Courses :: CULS C601 Topic: Introduction to Cultural Studies
This course is cross-listed between English and Cultural Studies and meets the core requirement for the Ph.D. minor in Cultural Studies. It is open to all interested graduate students.
This introduction to cultural theory has two aims: 1) to read the foundational texts and intellectual history of contemporary cultural studies, and 2) to consider the challenge posed by the move from subject- to object-centered theories to a field that takes the dialectic of culture and consciousness as its foundational concern.
Beginning with the Frankfurt School’s turn toward cultural Marxism, we will proceed to the Birmingham Center for Cultural Studies’ incorporation of structuralism, and thence to the challenge of poststructuralism. In this history we see the division that expresses itself in the debate, ubiquitous in contemporary cultural studies, between post-Marxism and various theories of the public sphere. As we follow the trajectory of late nineteenth- and early twentieth-century breaks with Cartesian humanism to the anti-humanism of subsequent theories of subjectivity, we will discuss how the latter have influenced analyses of popular and expressive cultural practices. Finally, we will ask what happens to the subject and to attendant questions of agency as we move to object-centered and post-humanist speculations.

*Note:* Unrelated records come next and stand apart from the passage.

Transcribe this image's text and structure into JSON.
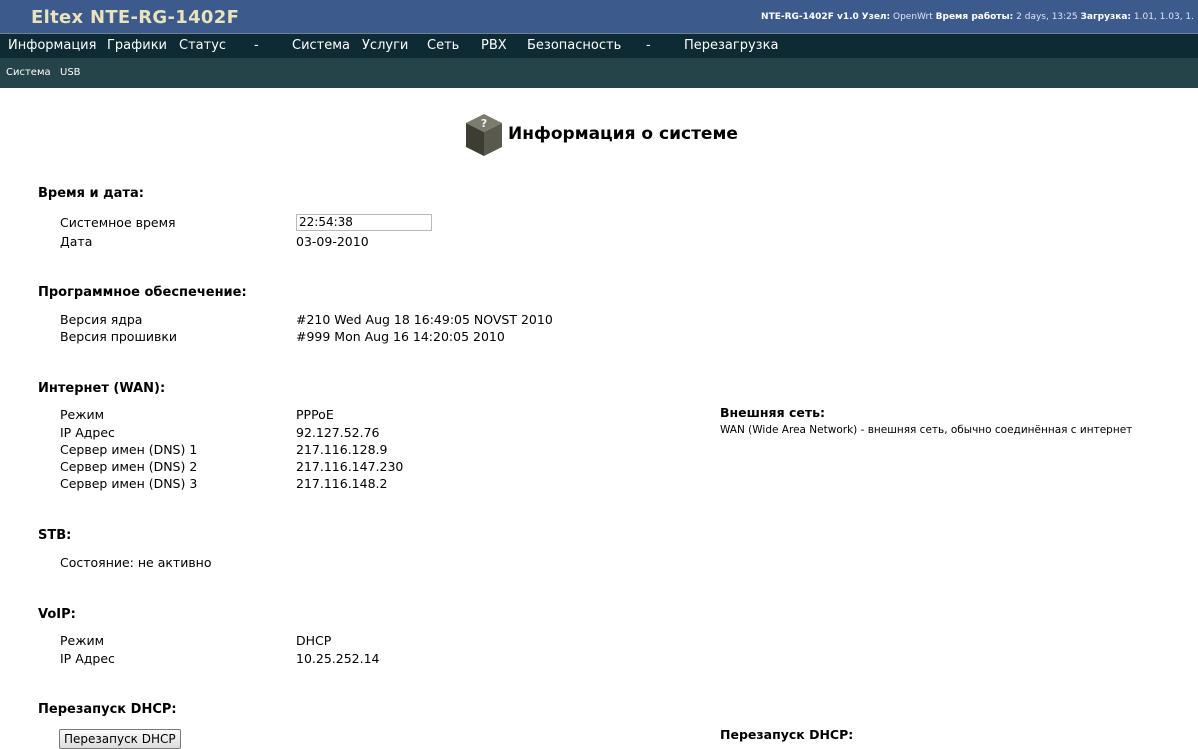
{
  "header": {
    "brand": "Eltex NTE-RG-1402F",
    "status": {
      "model": "NTE-RG-1402F v1.0",
      "node_label": "Узел:",
      "node_value": "OpenWrt",
      "uptime_label": "Время работы:",
      "uptime_value": "2 days, 13:25",
      "load_label": "Загрузка:",
      "load_value": "1.01, 1.03, 1."
    }
  },
  "menu": {
    "items": [
      "Информация",
      "Графики",
      "Статус",
      "-",
      "Система",
      "Услуги",
      "Сеть",
      "PBX",
      "Безопасность",
      "-",
      "Перезагрузка"
    ]
  },
  "submenu": {
    "items": [
      "Система",
      "USB"
    ]
  },
  "page": {
    "title": "Информация о системе",
    "icon": "help-cube-icon"
  },
  "time_date": {
    "heading": "Время и дата:",
    "system_time_label": "Системное время",
    "system_time_value": "22:54:38",
    "date_label": "Дата",
    "date_value": "03-09-2010"
  },
  "software": {
    "heading": "Программное обеспечение:",
    "kernel_label": "Версия ядра",
    "kernel_value": "#210 Wed Aug 18 16:49:05 NOVST 2010",
    "firmware_label": "Версия прошивки",
    "firmware_value": "#999 Mon Aug 16 14:20:05 2010"
  },
  "wan": {
    "heading": "Интернет (WAN):",
    "rows": [
      {
        "label": "Режим",
        "value": "PPPoE"
      },
      {
        "label": "IP Адрес",
        "value": "92.127.52.76"
      },
      {
        "label": "Сервер имен (DNS) 1",
        "value": "217.116.128.9"
      },
      {
        "label": "Сервер имен (DNS) 2",
        "value": "217.116.147.230"
      },
      {
        "label": "Сервер имен (DNS) 3",
        "value": "217.116.148.2"
      }
    ]
  },
  "stb": {
    "heading": "STB:",
    "state": "Состояние: не активно"
  },
  "voip": {
    "heading": "VoIP:",
    "rows": [
      {
        "label": "Режим",
        "value": "DHCP"
      },
      {
        "label": "IP Адрес",
        "value": "10.25.252.14"
      }
    ]
  },
  "dhcp": {
    "heading": "Перезапуск DHCP:",
    "button_label": "Перезапуск DHCP"
  },
  "help": {
    "wan_title": "Внешняя сеть:",
    "wan_text": "WAN (Wide Area Network) - внешняя сеть, обычно соединённая с интернет",
    "dhcp_title": "Перезапуск DHCP:"
  }
}
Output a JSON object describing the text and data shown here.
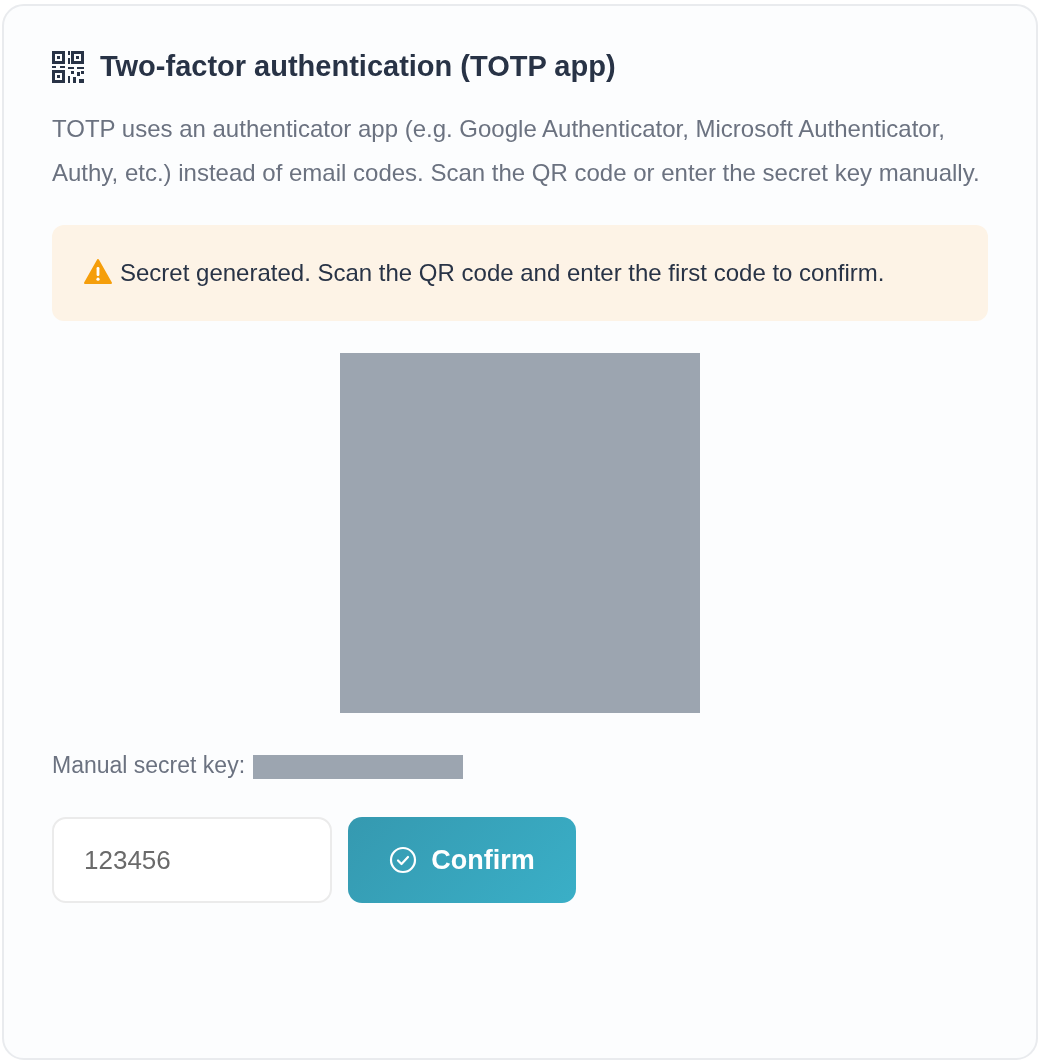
{
  "title": "Two-factor authentication (TOTP app)",
  "description": "TOTP uses an authenticator app (e.g. Google Authenticator, Microsoft Authenticator, Authy, etc.) instead of email codes. Scan the QR code or enter the secret key manually.",
  "alert": {
    "kind": "warning",
    "text": "Secret generated. Scan the QR code and enter the first code to confirm."
  },
  "manual_key_label": "Manual secret key:",
  "code_field": {
    "placeholder": "123456"
  },
  "confirm_button": {
    "label": "Confirm"
  }
}
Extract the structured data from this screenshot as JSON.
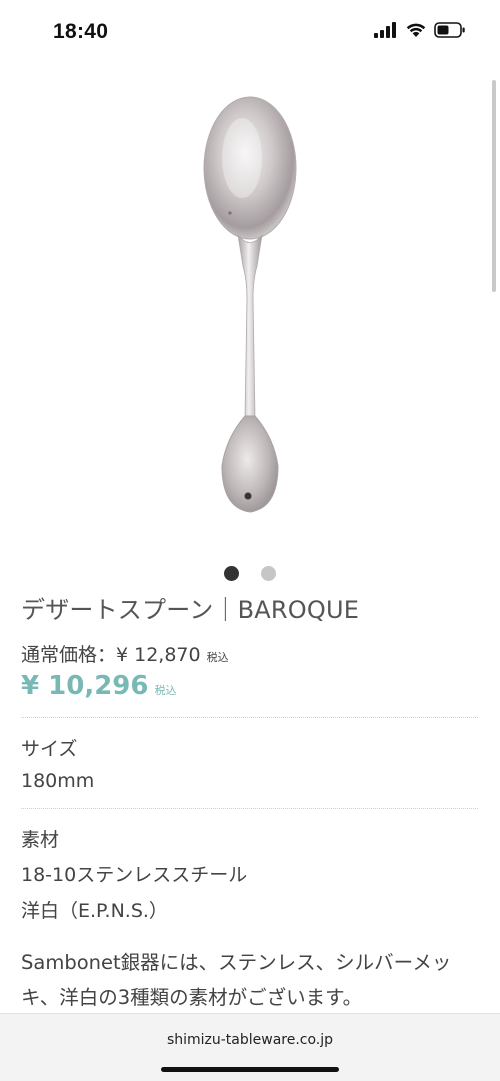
{
  "status_bar": {
    "time": "18:40",
    "icons": [
      "cellular-signal-icon",
      "wifi-icon",
      "battery-icon"
    ]
  },
  "product": {
    "image_alt": "spoon",
    "carousel": {
      "count": 2,
      "active_index": 0
    },
    "title": "デザートスプーン｜BAROQUE",
    "regular_price_label": "通常価格：¥ 12,870",
    "regular_price_tax": "税込",
    "sale_price": "¥ 10,296",
    "sale_price_tax": "税込"
  },
  "specs": {
    "size_label": "サイズ",
    "size_value": "180mm",
    "material_label": "素材",
    "material_values": [
      "18-10ステンレススチール",
      "洋白（E.P.N.S.）"
    ]
  },
  "description": {
    "lines": [
      "Sambonet銀器には、ステンレス、シルバーメッ",
      "キ、洋白の3種類の素材がございます。"
    ]
  },
  "browser": {
    "url": "shimizu-tableware.co.jp"
  },
  "colors": {
    "sale_accent": "#79b9b5",
    "text": "#444444",
    "dot_active": "#333333",
    "dot_inactive": "#c6c6c6"
  }
}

How is culture defined and what is its relationship to economic and political structures? How are cultural meanings produced, circulated and consumed? What is the relationship between high, mass and popular cultural productions? How do cultural formations produce patterns of individuated subjectivity and social relationships, and how do we think about agency? With such questions to guide us, we will examine both the methods and the objects of cultural studies scholarship.
Assignments likely will include two short essays and a class presentation. We may close the semester with a look at some contemporary scholarship chosen by students. Primary readings will be drawn from the following list:
Marx, The German Ideology
Theodore Adorno, The Stars Down to Earth
Louis Althusser, from For Marx
Walter Benjamin, from Illuminations
Antonio Gramsci, from The Prison Notebooks
Raymond Williams, Culture and Society
Stuart Hall, et al., Policing the Crisis
Michel Foucault, History of Sexuality, v.1
Michel de Certeau, The Practice of Everyday Life
Jürgen Habermas, Structural Transformation of the Public Sphere
Ernesto Laclau and Chantal Mouffe, Hegemony and Socialist Strategy
Janice Radway, Reading the Romance
Mikhail Bakhtin, The Dialogic Imagination
Peter Stallybrass and Allon White, The Politics and Poetics of
Michael Warner, Publics and Counterpublics
Giorgio Agamben Homo Sacer
Arjun Appadurai, Fear of Small Numbers
Rosi Braidotti, The Posthuman
Further essays by Theodore Adorno, Herbert Marcuse, Stuart Hall,
Clifford Geertz, Matthew Arnold, Ferdinand de Saussure, Michael
Denning, Simon During, Frederic Jameson, and others.